MATERIAL SUPPLIED:
^^^^^^^^

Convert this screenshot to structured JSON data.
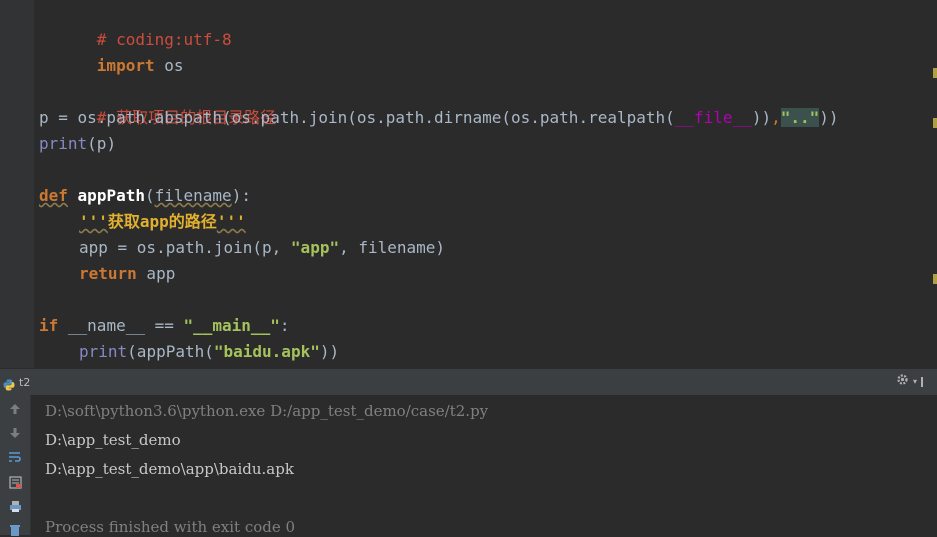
{
  "editor": {
    "lines": [
      [
        "# coding:utf-8"
      ],
      [
        "import",
        " os"
      ],
      [
        ""
      ],
      [
        "# 获取项目的根目录路径"
      ],
      [
        "p = os.path.abspath(os.path.join(os.path.dirname(os.path.realpath(",
        "__file__",
        "))",
        ",",
        "\"..\"",
        "))"
      ],
      [
        "print",
        "(p)"
      ],
      [
        ""
      ],
      [
        "def",
        " ",
        "appPath",
        "(",
        "filename",
        "):"
      ],
      [
        "'''",
        "获取app的路径",
        "'''"
      ],
      [
        "app = os.path.join(p, ",
        "\"app\"",
        ", filename)"
      ],
      [
        "return",
        " app"
      ],
      [
        ""
      ],
      [
        "if",
        " ",
        "__name__",
        " == ",
        "\"__main__\"",
        ":"
      ],
      [
        "print",
        "(appPath(",
        "\"baidu.apk\"",
        "))"
      ]
    ]
  },
  "run_panel": {
    "tab_label": "t2",
    "settings_icon": "gear-icon",
    "toolbar_icons": [
      "arrow-up-icon",
      "arrow-down-icon",
      "soft-wrap-icon",
      "scroll-to-end-icon",
      "print-icon",
      "trash-icon"
    ],
    "console_lines": [
      "D:\\soft\\python3.6\\python.exe D:/app_test_demo/case/t2.py",
      "D:\\app_test_demo",
      "D:\\app_test_demo\\app\\baidu.apk",
      "",
      "Process finished with exit code 0"
    ]
  },
  "colors": {
    "editor_bg": "#2b2b2b",
    "keyword": "#cc7832",
    "comment": "#cc4c3d",
    "string": "#a5c25c",
    "docstring": "#e0b02e",
    "builtin": "#8888c6"
  }
}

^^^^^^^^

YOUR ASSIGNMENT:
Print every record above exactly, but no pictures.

WORKED SOLUTION:
Convert this screenshot to structured JSON data.
{
  "editor": {
    "lines": [
      [
        "# coding:utf-8"
      ],
      [
        "import",
        " os"
      ],
      [
        ""
      ],
      [
        "# 获取项目的根目录路径"
      ],
      [
        "p = os.path.abspath(os.path.join(os.path.dirname(os.path.realpath(",
        "__file__",
        "))",
        ",",
        "\"..\"",
        "))"
      ],
      [
        "print",
        "(p)"
      ],
      [
        ""
      ],
      [
        "def",
        " ",
        "appPath",
        "(",
        "filename",
        "):"
      ],
      [
        "'''",
        "获取app的路径",
        "'''"
      ],
      [
        "app = os.path.join(p, ",
        "\"app\"",
        ", filename)"
      ],
      [
        "return",
        " app"
      ],
      [
        ""
      ],
      [
        "if",
        " ",
        "__name__",
        " == ",
        "\"__main__\"",
        ":"
      ],
      [
        "print",
        "(appPath(",
        "\"baidu.apk\"",
        "))"
      ]
    ]
  },
  "run_panel": {
    "tab_label": "t2",
    "settings_icon": "gear-icon",
    "toolbar_icons": [
      "arrow-up-icon",
      "arrow-down-icon",
      "soft-wrap-icon",
      "scroll-to-end-icon",
      "print-icon",
      "trash-icon"
    ],
    "console_lines": [
      "D:\\soft\\python3.6\\python.exe D:/app_test_demo/case/t2.py",
      "D:\\app_test_demo",
      "D:\\app_test_demo\\app\\baidu.apk",
      "",
      "Process finished with exit code 0"
    ]
  },
  "colors": {
    "editor_bg": "#2b2b2b",
    "keyword": "#cc7832",
    "comment": "#cc4c3d",
    "string": "#a5c25c",
    "docstring": "#e0b02e",
    "builtin": "#8888c6"
  }
}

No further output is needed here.